### What the task requires
Copy the data that follows, character for character, minus the pictures.

### Data
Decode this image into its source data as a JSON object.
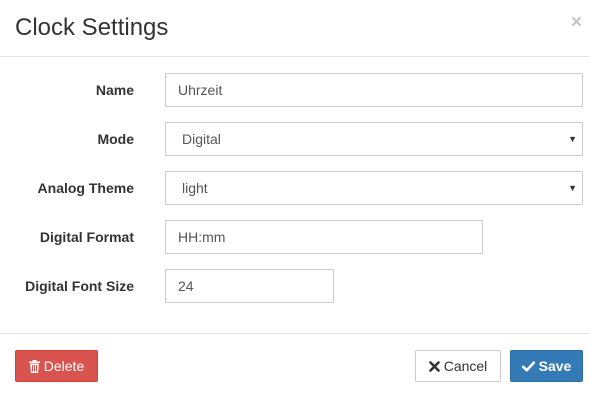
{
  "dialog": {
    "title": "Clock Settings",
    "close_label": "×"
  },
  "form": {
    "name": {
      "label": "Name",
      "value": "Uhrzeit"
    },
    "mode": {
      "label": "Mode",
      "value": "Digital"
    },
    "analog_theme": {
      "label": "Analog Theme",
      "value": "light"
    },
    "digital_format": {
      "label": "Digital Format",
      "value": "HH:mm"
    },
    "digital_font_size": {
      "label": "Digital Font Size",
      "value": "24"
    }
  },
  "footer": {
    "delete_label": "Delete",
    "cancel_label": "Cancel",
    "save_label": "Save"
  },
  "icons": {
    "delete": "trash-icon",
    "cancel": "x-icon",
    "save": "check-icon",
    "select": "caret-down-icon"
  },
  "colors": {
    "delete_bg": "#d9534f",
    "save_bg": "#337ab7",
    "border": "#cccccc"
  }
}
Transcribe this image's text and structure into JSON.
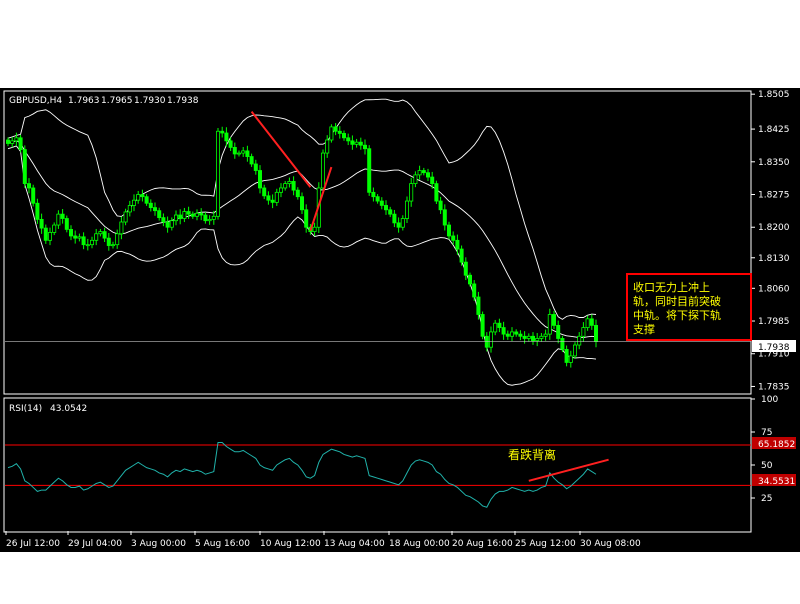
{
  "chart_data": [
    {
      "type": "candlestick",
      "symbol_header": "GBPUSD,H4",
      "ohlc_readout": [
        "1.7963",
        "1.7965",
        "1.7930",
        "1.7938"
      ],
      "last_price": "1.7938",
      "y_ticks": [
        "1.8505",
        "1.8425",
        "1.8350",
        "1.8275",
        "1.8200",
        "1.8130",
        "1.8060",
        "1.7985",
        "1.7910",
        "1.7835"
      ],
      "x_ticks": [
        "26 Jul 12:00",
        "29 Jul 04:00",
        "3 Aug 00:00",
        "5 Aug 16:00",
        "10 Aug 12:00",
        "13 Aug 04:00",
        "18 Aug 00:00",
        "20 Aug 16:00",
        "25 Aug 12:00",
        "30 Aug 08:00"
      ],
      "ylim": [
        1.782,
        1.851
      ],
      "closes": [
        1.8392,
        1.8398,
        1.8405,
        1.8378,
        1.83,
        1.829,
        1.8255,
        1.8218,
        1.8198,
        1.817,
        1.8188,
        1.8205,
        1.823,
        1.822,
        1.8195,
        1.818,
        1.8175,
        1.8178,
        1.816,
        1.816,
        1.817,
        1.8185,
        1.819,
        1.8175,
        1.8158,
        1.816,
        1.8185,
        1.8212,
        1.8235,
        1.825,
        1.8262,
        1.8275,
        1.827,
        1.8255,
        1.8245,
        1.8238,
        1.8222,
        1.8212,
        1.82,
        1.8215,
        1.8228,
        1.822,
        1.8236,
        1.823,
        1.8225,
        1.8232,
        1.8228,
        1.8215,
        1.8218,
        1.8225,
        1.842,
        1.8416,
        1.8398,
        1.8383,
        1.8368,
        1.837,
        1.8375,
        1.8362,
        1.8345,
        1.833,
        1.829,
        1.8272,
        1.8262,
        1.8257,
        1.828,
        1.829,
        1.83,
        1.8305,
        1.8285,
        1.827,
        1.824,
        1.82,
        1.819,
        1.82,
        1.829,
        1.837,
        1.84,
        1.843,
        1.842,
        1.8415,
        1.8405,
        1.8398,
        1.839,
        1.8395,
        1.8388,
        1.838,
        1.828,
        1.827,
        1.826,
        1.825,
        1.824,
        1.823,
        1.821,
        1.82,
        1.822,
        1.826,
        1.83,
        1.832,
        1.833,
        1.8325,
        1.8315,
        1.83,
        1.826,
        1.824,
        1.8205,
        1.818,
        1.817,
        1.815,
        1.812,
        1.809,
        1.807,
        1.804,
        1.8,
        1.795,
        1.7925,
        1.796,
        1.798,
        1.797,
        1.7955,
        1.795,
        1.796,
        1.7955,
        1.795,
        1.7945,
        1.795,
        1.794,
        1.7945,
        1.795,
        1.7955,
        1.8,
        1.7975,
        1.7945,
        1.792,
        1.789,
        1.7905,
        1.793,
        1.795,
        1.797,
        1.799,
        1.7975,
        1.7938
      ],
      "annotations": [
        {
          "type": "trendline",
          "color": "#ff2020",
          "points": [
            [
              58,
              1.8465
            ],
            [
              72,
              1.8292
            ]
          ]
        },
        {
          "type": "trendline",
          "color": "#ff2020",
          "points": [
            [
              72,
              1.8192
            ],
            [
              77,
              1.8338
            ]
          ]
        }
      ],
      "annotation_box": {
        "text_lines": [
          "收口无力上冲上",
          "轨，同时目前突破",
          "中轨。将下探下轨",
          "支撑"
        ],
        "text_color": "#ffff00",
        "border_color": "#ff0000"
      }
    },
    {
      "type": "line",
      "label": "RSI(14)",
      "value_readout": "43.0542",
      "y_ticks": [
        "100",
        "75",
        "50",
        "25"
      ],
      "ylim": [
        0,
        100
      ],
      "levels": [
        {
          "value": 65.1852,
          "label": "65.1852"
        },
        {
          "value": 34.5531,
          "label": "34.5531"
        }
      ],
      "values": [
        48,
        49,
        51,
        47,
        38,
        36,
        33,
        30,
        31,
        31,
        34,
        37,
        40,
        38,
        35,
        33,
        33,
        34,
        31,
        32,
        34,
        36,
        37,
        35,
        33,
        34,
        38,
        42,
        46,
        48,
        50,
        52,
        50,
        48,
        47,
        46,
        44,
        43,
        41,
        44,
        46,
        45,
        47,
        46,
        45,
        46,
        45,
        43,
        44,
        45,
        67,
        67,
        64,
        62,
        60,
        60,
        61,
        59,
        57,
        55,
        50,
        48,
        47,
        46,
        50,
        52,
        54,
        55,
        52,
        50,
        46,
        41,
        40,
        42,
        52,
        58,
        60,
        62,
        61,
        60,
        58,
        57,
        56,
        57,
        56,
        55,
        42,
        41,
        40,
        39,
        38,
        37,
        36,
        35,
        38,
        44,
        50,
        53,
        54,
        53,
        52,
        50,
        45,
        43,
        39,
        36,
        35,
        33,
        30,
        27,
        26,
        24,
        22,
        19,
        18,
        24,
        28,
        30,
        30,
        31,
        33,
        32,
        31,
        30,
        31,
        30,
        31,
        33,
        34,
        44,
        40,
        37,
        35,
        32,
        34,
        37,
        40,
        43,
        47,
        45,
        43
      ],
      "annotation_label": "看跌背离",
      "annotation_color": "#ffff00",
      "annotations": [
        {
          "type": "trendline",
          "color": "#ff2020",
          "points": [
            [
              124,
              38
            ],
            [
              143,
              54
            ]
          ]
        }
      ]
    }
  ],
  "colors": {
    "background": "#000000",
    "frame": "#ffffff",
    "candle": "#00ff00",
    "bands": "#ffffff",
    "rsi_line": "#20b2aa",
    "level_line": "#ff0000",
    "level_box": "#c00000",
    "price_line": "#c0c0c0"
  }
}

### Output below
Decode this image into its source data as a JSON object.
{
  "dialog": {
    "title": "Clock Settings",
    "close_label": "×"
  },
  "form": {
    "name": {
      "label": "Name",
      "value": "Uhrzeit"
    },
    "mode": {
      "label": "Mode",
      "value": "Digital"
    },
    "analog_theme": {
      "label": "Analog Theme",
      "value": "light"
    },
    "digital_format": {
      "label": "Digital Format",
      "value": "HH:mm"
    },
    "digital_font_size": {
      "label": "Digital Font Size",
      "value": "24"
    }
  },
  "footer": {
    "delete_label": "Delete",
    "cancel_label": "Cancel",
    "save_label": "Save"
  },
  "icons": {
    "delete": "trash-icon",
    "cancel": "x-icon",
    "save": "check-icon",
    "select": "caret-down-icon"
  },
  "colors": {
    "delete_bg": "#d9534f",
    "save_bg": "#337ab7",
    "border": "#cccccc"
  }
}
Transcribe this image's text and structure into JSON.
{
  "chart_data": [
    {
      "type": "candlestick",
      "symbol_header": "GBPUSD,H4",
      "ohlc_readout": [
        "1.7963",
        "1.7965",
        "1.7930",
        "1.7938"
      ],
      "last_price": "1.7938",
      "y_ticks": [
        "1.8505",
        "1.8425",
        "1.8350",
        "1.8275",
        "1.8200",
        "1.8130",
        "1.8060",
        "1.7985",
        "1.7910",
        "1.7835"
      ],
      "x_ticks": [
        "26 Jul 12:00",
        "29 Jul 04:00",
        "3 Aug 00:00",
        "5 Aug 16:00",
        "10 Aug 12:00",
        "13 Aug 04:00",
        "18 Aug 00:00",
        "20 Aug 16:00",
        "25 Aug 12:00",
        "30 Aug 08:00"
      ],
      "ylim": [
        1.782,
        1.851
      ],
      "closes": [
        1.8392,
        1.8398,
        1.8405,
        1.8378,
        1.83,
        1.829,
        1.8255,
        1.8218,
        1.8198,
        1.817,
        1.8188,
        1.8205,
        1.823,
        1.822,
        1.8195,
        1.818,
        1.8175,
        1.8178,
        1.816,
        1.816,
        1.817,
        1.8185,
        1.819,
        1.8175,
        1.8158,
        1.816,
        1.8185,
        1.8212,
        1.8235,
        1.825,
        1.8262,
        1.8275,
        1.827,
        1.8255,
        1.8245,
        1.8238,
        1.8222,
        1.8212,
        1.82,
        1.8215,
        1.8228,
        1.822,
        1.8236,
        1.823,
        1.8225,
        1.8232,
        1.8228,
        1.8215,
        1.8218,
        1.8225,
        1.842,
        1.8416,
        1.8398,
        1.8383,
        1.8368,
        1.837,
        1.8375,
        1.8362,
        1.8345,
        1.833,
        1.829,
        1.8272,
        1.8262,
        1.8257,
        1.828,
        1.829,
        1.83,
        1.8305,
        1.8285,
        1.827,
        1.824,
        1.82,
        1.819,
        1.82,
        1.829,
        1.837,
        1.84,
        1.843,
        1.842,
        1.8415,
        1.8405,
        1.8398,
        1.839,
        1.8395,
        1.8388,
        1.838,
        1.828,
        1.827,
        1.826,
        1.825,
        1.824,
        1.823,
        1.821,
        1.82,
        1.822,
        1.826,
        1.83,
        1.832,
        1.833,
        1.8325,
        1.8315,
        1.83,
        1.826,
        1.824,
        1.8205,
        1.818,
        1.817,
        1.815,
        1.812,
        1.809,
        1.807,
        1.804,
        1.8,
        1.795,
        1.7925,
        1.796,
        1.798,
        1.797,
        1.7955,
        1.795,
        1.796,
        1.7955,
        1.795,
        1.7945,
        1.795,
        1.794,
        1.7945,
        1.795,
        1.7955,
        1.8,
        1.7975,
        1.7945,
        1.792,
        1.789,
        1.7905,
        1.793,
        1.795,
        1.797,
        1.799,
        1.7975,
        1.7938
      ],
      "annotations": [
        {
          "type": "trendline",
          "color": "#ff2020",
          "points": [
            [
              58,
              1.8465
            ],
            [
              72,
              1.8292
            ]
          ]
        },
        {
          "type": "trendline",
          "color": "#ff2020",
          "points": [
            [
              72,
              1.8192
            ],
            [
              77,
              1.8338
            ]
          ]
        }
      ],
      "annotation_box": {
        "text_lines": [
          "收口无力上冲上",
          "轨，同时目前突破",
          "中轨。将下探下轨",
          "支撑"
        ],
        "text_color": "#ffff00",
        "border_color": "#ff0000"
      }
    },
    {
      "type": "line",
      "label": "RSI(14)",
      "value_readout": "43.0542",
      "y_ticks": [
        "100",
        "75",
        "50",
        "25"
      ],
      "ylim": [
        0,
        100
      ],
      "levels": [
        {
          "value": 65.1852,
          "label": "65.1852"
        },
        {
          "value": 34.5531,
          "label": "34.5531"
        }
      ],
      "values": [
        48,
        49,
        51,
        47,
        38,
        36,
        33,
        30,
        31,
        31,
        34,
        37,
        40,
        38,
        35,
        33,
        33,
        34,
        31,
        32,
        34,
        36,
        37,
        35,
        33,
        34,
        38,
        42,
        46,
        48,
        50,
        52,
        50,
        48,
        47,
        46,
        44,
        43,
        41,
        44,
        46,
        45,
        47,
        46,
        45,
        46,
        45,
        43,
        44,
        45,
        67,
        67,
        64,
        62,
        60,
        60,
        61,
        59,
        57,
        55,
        50,
        48,
        47,
        46,
        50,
        52,
        54,
        55,
        52,
        50,
        46,
        41,
        40,
        42,
        52,
        58,
        60,
        62,
        61,
        60,
        58,
        57,
        56,
        57,
        56,
        55,
        42,
        41,
        40,
        39,
        38,
        37,
        36,
        35,
        38,
        44,
        50,
        53,
        54,
        53,
        52,
        50,
        45,
        43,
        39,
        36,
        35,
        33,
        30,
        27,
        26,
        24,
        22,
        19,
        18,
        24,
        28,
        30,
        30,
        31,
        33,
        32,
        31,
        30,
        31,
        30,
        31,
        33,
        34,
        44,
        40,
        37,
        35,
        32,
        34,
        37,
        40,
        43,
        47,
        45,
        43
      ],
      "annotation_label": "看跌背离",
      "annotation_color": "#ffff00",
      "annotations": [
        {
          "type": "trendline",
          "color": "#ff2020",
          "points": [
            [
              124,
              38
            ],
            [
              143,
              54
            ]
          ]
        }
      ]
    }
  ],
  "colors": {
    "background": "#000000",
    "frame": "#ffffff",
    "candle": "#00ff00",
    "bands": "#ffffff",
    "rsi_line": "#20b2aa",
    "level_line": "#ff0000",
    "level_box": "#c00000",
    "price_line": "#c0c0c0"
  }
}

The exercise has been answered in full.